**Exercise**
Take the entries below and give them back exactly. Leave out nothing.

**Extracted entries**
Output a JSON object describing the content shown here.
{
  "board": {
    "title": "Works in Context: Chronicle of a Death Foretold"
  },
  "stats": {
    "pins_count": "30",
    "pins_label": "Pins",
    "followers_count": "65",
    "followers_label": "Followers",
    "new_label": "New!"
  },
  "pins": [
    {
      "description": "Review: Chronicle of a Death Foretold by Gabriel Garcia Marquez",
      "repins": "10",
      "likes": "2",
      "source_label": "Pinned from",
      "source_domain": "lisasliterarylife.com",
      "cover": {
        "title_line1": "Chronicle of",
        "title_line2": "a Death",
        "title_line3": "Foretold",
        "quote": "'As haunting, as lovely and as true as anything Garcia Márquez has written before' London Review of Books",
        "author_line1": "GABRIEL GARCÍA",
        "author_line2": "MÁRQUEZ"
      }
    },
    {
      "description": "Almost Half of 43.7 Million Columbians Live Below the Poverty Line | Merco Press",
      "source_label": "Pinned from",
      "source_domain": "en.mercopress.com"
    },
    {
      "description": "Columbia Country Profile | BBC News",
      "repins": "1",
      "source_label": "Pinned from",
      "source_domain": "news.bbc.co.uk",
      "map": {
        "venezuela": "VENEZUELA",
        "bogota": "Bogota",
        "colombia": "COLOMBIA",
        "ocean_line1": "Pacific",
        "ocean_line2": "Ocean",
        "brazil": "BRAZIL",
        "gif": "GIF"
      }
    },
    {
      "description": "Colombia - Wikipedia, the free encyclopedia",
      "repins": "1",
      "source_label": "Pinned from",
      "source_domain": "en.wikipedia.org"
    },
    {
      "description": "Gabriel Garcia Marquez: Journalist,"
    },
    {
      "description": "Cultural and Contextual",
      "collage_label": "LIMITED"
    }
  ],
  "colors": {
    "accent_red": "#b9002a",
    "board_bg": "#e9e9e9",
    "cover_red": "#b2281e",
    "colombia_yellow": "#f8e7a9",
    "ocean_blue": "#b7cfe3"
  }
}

**Solution to this exercise**
Output a JSON object describing the content shown here.
{
  "board": {
    "title": "Works in Context: Chronicle of a Death Foretold"
  },
  "stats": {
    "pins_count": "30",
    "pins_label": "Pins",
    "followers_count": "65",
    "followers_label": "Followers",
    "new_label": "New!"
  },
  "pins": [
    {
      "description": "Review: Chronicle of a Death Foretold by Gabriel Garcia Marquez",
      "repins": "10",
      "likes": "2",
      "source_label": "Pinned from",
      "source_domain": "lisasliterarylife.com",
      "cover": {
        "title_line1": "Chronicle of",
        "title_line2": "a Death",
        "title_line3": "Foretold",
        "quote": "'As haunting, as lovely and as true as anything Garcia Márquez has written before' London Review of Books",
        "author_line1": "GABRIEL GARCÍA",
        "author_line2": "MÁRQUEZ"
      }
    },
    {
      "description": "Almost Half of 43.7 Million Columbians Live Below the Poverty Line | Merco Press",
      "source_label": "Pinned from",
      "source_domain": "en.mercopress.com"
    },
    {
      "description": "Columbia Country Profile | BBC News",
      "repins": "1",
      "source_label": "Pinned from",
      "source_domain": "news.bbc.co.uk",
      "map": {
        "venezuela": "VENEZUELA",
        "bogota": "Bogota",
        "colombia": "COLOMBIA",
        "ocean_line1": "Pacific",
        "ocean_line2": "Ocean",
        "brazil": "BRAZIL",
        "gif": "GIF"
      }
    },
    {
      "description": "Colombia - Wikipedia, the free encyclopedia",
      "repins": "1",
      "source_label": "Pinned from",
      "source_domain": "en.wikipedia.org"
    },
    {
      "description": "Gabriel Garcia Marquez: Journalist,"
    },
    {
      "description": "Cultural and Contextual",
      "collage_label": "LIMITED"
    }
  ],
  "colors": {
    "accent_red": "#b9002a",
    "board_bg": "#e9e9e9",
    "cover_red": "#b2281e",
    "colombia_yellow": "#f8e7a9",
    "ocean_blue": "#b7cfe3"
  }
}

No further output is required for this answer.